You must repent of your sins. (Acts 3:19) But repentance alone is not enough. The so-called “Sinner’s Prayer” that you hear so much about today from denominational preachers does not appear anywhere in the Bible. Indeed, nowhere in the Bible was anyone ever told to pray the “Sinner’s Prayer” to be saved. By contrast, there are numerous examples showing that prayer alone does not save. Saul, for example, prayed following his meeting with Jesus on the road to Damascus (Acts 9:11), but Saul was still in his sins when Ananias met him three days later (Acts 22:16). Cornelius prayed to God always, and yet there was something else he needed to do to be saved (Acts 10:2, 6, 33, 48). If prayer alone did not save Saul or Cornelius, prayer alone will not save you. You must obey the gospel. (2 Thess. 1:8)

You must confess that Jesus Christ is the Son of God. (Romans 10:9-10) Note that you do NOT need to make Jesus “Lord of your life.” Why? Because Jesus is already Lord of your life whether or not you have obeyed his gospel. Indeed, we obey him, not to make him Lord, but because he already is Lord. (Acts 2:36) Also, no one in the Bible was ever told to just “accept Jesus as your personal savior.” We must confess that Jesus is the Son of God, but, as with faith and repentance, confession alone does not save. (Matthew 7:21)

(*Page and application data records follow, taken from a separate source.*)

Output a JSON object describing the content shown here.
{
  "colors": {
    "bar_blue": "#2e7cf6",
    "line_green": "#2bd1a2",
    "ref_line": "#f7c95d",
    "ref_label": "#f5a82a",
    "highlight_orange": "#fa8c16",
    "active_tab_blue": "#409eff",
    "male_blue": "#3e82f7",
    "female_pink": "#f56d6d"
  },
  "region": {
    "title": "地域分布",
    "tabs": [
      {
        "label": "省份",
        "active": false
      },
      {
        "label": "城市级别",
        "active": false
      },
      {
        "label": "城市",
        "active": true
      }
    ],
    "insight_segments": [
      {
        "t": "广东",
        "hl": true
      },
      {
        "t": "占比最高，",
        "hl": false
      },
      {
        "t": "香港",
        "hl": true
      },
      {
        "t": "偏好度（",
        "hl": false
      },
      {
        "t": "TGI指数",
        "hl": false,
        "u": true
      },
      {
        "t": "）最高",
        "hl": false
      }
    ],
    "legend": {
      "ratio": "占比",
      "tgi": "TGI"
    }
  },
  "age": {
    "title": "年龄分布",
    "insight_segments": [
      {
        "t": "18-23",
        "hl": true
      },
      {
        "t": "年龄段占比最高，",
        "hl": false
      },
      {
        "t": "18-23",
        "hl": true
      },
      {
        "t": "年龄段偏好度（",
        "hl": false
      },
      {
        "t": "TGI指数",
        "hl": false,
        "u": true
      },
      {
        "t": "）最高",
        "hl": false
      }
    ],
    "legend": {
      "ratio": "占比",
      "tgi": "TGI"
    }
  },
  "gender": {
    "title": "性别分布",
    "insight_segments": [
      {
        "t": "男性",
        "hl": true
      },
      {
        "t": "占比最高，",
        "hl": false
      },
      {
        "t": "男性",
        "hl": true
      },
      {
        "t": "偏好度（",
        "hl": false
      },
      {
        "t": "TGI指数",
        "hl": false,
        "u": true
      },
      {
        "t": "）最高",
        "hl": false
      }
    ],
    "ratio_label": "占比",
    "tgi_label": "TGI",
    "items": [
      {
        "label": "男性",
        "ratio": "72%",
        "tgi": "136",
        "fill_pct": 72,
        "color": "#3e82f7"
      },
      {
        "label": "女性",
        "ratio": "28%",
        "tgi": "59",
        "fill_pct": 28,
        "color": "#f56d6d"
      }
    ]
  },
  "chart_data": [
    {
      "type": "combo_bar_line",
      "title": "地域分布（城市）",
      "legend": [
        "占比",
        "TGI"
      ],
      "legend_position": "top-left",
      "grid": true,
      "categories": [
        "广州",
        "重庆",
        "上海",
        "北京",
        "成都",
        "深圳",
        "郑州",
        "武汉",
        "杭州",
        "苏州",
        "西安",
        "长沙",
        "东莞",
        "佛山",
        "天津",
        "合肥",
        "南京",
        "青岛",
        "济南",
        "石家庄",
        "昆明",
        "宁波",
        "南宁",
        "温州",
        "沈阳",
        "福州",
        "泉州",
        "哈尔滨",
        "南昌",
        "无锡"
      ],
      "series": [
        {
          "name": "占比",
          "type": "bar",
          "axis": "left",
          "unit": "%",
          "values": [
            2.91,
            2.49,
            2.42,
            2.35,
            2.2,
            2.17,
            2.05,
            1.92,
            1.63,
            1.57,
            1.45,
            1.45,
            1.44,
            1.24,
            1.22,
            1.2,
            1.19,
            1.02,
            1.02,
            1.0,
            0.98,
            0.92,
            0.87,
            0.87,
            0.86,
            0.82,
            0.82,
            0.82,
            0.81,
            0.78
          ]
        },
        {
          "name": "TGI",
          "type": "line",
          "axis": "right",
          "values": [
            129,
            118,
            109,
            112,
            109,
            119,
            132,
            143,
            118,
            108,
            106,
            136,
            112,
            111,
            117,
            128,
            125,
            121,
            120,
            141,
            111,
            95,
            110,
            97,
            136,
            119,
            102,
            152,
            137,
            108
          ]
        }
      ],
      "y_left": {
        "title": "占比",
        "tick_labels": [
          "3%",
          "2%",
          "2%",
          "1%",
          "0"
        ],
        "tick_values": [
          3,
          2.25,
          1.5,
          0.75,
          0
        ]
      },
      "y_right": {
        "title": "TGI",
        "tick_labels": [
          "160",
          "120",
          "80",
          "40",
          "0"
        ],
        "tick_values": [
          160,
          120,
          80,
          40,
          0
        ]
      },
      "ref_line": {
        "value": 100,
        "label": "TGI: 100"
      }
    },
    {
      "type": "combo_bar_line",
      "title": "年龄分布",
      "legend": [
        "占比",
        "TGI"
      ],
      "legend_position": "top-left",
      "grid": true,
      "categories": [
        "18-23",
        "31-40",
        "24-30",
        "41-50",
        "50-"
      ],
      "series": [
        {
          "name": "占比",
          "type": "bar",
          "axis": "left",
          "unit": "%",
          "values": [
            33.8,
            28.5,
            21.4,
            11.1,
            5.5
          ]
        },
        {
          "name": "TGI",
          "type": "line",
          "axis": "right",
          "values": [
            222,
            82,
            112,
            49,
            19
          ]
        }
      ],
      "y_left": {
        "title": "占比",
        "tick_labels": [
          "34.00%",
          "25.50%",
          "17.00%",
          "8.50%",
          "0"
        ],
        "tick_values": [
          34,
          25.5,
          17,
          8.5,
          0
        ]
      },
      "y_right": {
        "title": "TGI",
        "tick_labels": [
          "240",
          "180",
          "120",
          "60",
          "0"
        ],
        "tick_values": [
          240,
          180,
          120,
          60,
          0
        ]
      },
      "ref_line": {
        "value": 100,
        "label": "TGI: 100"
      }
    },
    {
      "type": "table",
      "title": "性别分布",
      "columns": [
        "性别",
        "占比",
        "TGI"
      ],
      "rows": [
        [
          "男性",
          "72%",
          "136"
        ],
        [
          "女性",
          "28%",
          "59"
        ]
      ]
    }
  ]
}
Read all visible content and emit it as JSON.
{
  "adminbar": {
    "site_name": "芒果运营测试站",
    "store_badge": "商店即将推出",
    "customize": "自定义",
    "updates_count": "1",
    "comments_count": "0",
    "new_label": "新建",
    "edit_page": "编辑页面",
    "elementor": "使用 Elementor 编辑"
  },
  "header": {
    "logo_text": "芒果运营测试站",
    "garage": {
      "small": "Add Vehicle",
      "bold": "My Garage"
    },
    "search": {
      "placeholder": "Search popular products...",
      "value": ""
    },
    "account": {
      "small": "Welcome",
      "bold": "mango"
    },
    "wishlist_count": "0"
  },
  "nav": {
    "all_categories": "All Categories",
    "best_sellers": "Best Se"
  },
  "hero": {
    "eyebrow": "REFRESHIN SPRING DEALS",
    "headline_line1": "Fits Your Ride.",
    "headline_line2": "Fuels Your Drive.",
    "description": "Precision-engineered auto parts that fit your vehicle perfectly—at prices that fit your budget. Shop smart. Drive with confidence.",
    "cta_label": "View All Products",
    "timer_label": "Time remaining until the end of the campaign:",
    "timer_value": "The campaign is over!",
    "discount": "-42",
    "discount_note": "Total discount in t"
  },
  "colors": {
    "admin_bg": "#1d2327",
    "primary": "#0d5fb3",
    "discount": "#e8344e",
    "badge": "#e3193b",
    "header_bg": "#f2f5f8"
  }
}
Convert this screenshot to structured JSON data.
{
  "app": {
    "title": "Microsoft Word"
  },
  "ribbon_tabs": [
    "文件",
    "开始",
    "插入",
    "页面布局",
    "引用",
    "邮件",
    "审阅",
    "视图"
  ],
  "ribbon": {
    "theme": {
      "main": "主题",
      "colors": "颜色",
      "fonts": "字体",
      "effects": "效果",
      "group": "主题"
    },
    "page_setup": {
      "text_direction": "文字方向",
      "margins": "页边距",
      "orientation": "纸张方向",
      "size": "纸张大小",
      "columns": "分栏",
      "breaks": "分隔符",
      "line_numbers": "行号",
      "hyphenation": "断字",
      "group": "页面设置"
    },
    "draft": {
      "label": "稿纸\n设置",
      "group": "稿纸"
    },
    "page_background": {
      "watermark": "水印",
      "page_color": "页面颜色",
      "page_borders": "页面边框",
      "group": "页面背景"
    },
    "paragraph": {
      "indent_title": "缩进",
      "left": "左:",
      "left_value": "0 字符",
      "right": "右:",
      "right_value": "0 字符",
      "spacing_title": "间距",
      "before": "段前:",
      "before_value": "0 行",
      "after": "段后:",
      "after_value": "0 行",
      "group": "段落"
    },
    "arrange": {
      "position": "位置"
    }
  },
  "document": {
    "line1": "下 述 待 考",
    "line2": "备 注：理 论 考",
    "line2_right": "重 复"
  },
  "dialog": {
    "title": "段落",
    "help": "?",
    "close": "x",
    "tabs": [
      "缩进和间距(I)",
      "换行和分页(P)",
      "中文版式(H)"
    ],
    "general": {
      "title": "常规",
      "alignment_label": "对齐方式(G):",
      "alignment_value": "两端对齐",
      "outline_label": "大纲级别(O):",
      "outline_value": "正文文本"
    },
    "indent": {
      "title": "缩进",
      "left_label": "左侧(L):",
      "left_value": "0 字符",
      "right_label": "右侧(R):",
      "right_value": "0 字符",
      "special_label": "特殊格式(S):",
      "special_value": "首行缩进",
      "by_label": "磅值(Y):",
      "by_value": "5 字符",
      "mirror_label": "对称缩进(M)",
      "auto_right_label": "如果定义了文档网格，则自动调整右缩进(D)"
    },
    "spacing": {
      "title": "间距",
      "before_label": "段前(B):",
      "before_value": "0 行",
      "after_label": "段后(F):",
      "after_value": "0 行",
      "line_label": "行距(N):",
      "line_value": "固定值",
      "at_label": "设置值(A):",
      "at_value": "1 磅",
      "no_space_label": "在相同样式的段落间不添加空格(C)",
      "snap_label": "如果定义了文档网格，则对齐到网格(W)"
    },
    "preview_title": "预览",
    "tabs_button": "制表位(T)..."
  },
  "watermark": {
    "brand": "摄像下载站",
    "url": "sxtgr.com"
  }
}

Having believed, repented, and confessed that Jesus is the Son of God, you must be baptized for the remission of your sins. (Acts 2:38) It is at this point (and not before) that your sins are forgiven. (Acts 22:16) It is impossible to proclaim the gospel of Jesus Christ without teaching the absolute necessity of baptism for salvation. (Acts 8:35-36; Romans 6:3-4; 1 Peter 3:21) Anyone who responds to the question in Acts 2:37 with an answer that contradicts Acts 2:38 is NOT proclaiming the gospel of Jesus Christ!

Once you are saved, God adds you to his church and writes your name in the Book of Life. (Acts 2:47; Philippians 4:3) To continue in God’s grace, you must continue to serve God faithfully until death. Unless they remain faithful, those who are in God’s grace will fall from grace, and those whose names are in the Book of Life will have their names blotted out of that book. (Revelation 2:10; Revelation 3:5; Galatians 5:4)